• **Problem description**: Go through the data and copy every line in which "COVER" appears.

(Beginning of Data for the task)

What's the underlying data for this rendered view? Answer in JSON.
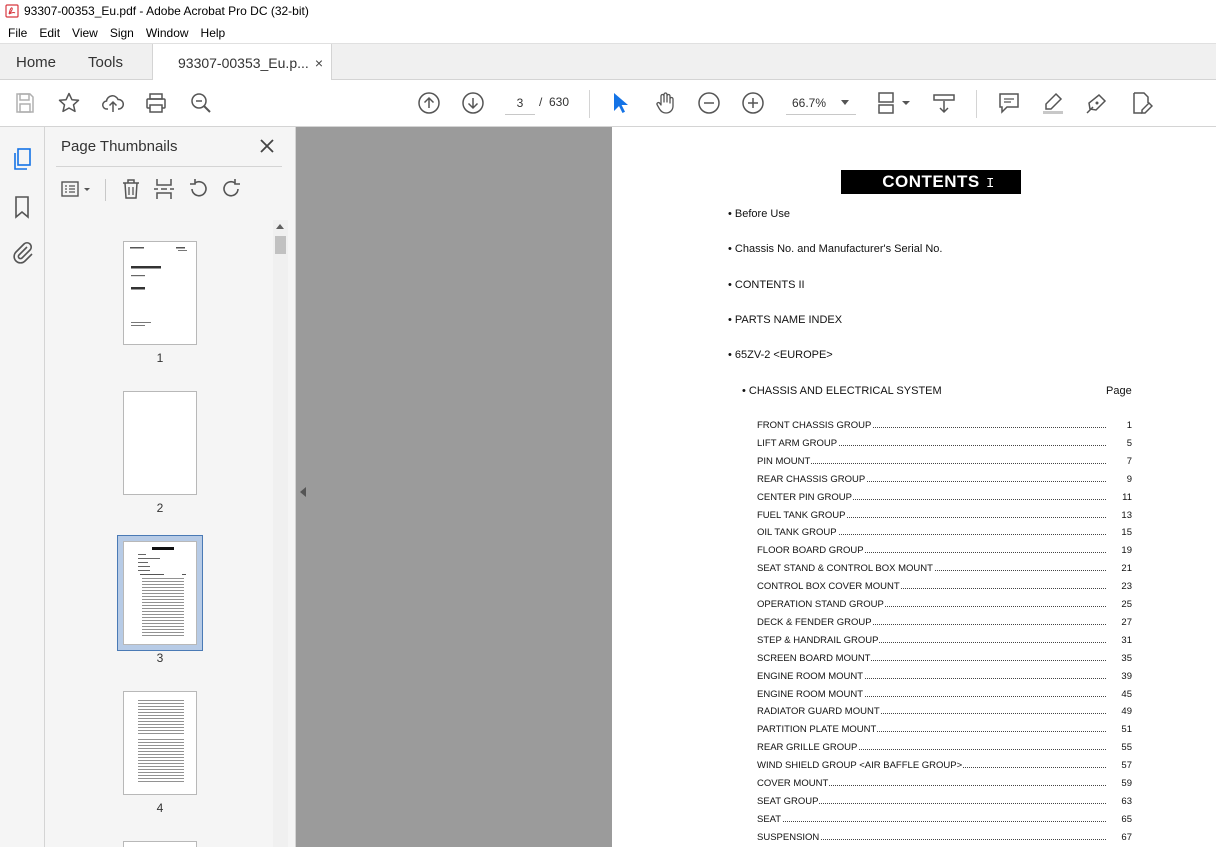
{
  "window": {
    "title": "93307-00353_Eu.pdf - Adobe Acrobat Pro DC (32-bit)"
  },
  "menu": [
    "File",
    "Edit",
    "View",
    "Sign",
    "Window",
    "Help"
  ],
  "tabs": {
    "home": "Home",
    "tools": "Tools",
    "document": "93307-00353_Eu.p...",
    "close_glyph": "×"
  },
  "toolbar": {
    "current_page": "3",
    "page_separator": "/",
    "total_pages": "630",
    "zoom": "66.7%"
  },
  "thumbnails": {
    "panel_title": "Page Thumbnails",
    "pages": [
      {
        "label": "1"
      },
      {
        "label": "2"
      },
      {
        "label": "3",
        "selected": true
      },
      {
        "label": "4"
      }
    ]
  },
  "document": {
    "heading": "CONTENTS",
    "cursor": "I",
    "bullets": [
      "• Before Use",
      "• Chassis No. and Manufacturer's Serial No.",
      "• CONTENTS II",
      "• PARTS NAME INDEX",
      "• 65ZV-2 <EUROPE>"
    ],
    "section": {
      "title": "• CHASSIS AND ELECTRICAL SYSTEM",
      "page_header": "Page"
    },
    "toc": [
      {
        "name": "FRONT CHASSIS GROUP",
        "page": "1"
      },
      {
        "name": "LIFT ARM GROUP",
        "page": "5"
      },
      {
        "name": "PIN MOUNT",
        "page": "7"
      },
      {
        "name": "REAR CHASSIS GROUP",
        "page": "9"
      },
      {
        "name": "CENTER PIN GROUP",
        "page": "11"
      },
      {
        "name": "FUEL TANK GROUP",
        "page": "13"
      },
      {
        "name": "OIL TANK GROUP",
        "page": "15"
      },
      {
        "name": "FLOOR BOARD GROUP",
        "page": "19"
      },
      {
        "name": "SEAT STAND & CONTROL BOX MOUNT",
        "page": "21"
      },
      {
        "name": "CONTROL BOX COVER MOUNT",
        "page": "23"
      },
      {
        "name": "OPERATION STAND GROUP",
        "page": "25"
      },
      {
        "name": "DECK & FENDER GROUP",
        "page": "27"
      },
      {
        "name": "STEP & HANDRAIL GROUP",
        "page": "31"
      },
      {
        "name": "SCREEN BOARD MOUNT",
        "page": "35"
      },
      {
        "name": "ENGINE ROOM MOUNT",
        "page": "39"
      },
      {
        "name": "ENGINE ROOM MOUNT",
        "page": "45"
      },
      {
        "name": "RADIATOR GUARD MOUNT",
        "page": "49"
      },
      {
        "name": "PARTITION PLATE MOUNT",
        "page": "51"
      },
      {
        "name": "REAR GRILLE GROUP",
        "page": "55"
      },
      {
        "name": "WIND SHIELD GROUP <AIR BAFFLE GROUP>",
        "page": "57"
      },
      {
        "name": "COVER MOUNT",
        "page": "59"
      },
      {
        "name": "SEAT GROUP",
        "page": "63"
      },
      {
        "name": "SEAT",
        "page": "65"
      },
      {
        "name": "SUSPENSION",
        "page": "67"
      }
    ]
  },
  "colors": {
    "accent": "#1473e6",
    "pdf_red": "#d7373f",
    "doc_bg": "#9b9b9b"
  }
}
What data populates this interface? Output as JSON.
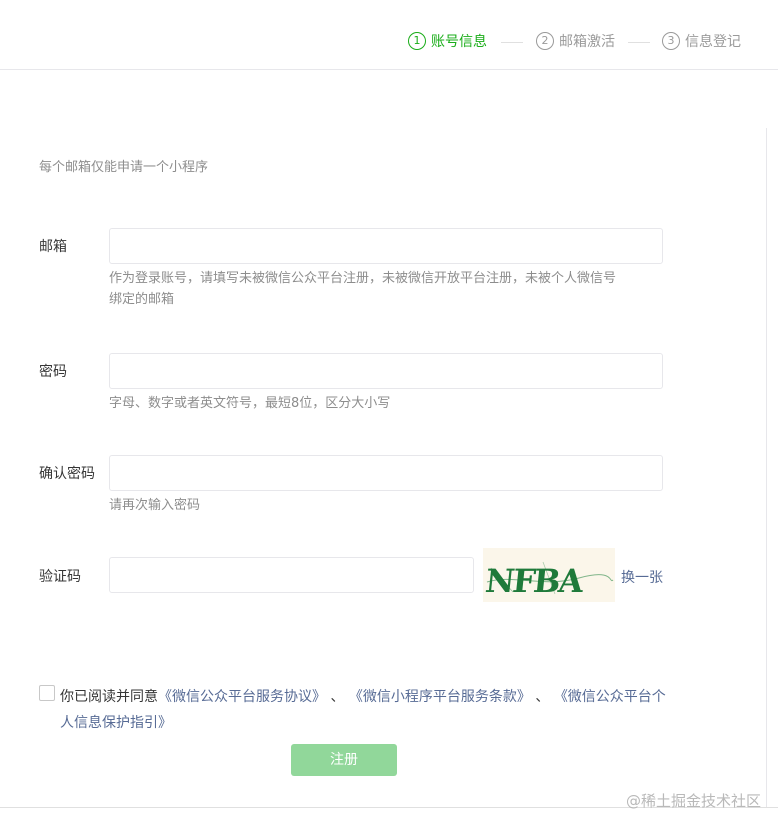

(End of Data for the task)

• **Result of this task**:
        "name": "CONTROL BOX COVER MOUNT",
        "name": "COVER MOUNT",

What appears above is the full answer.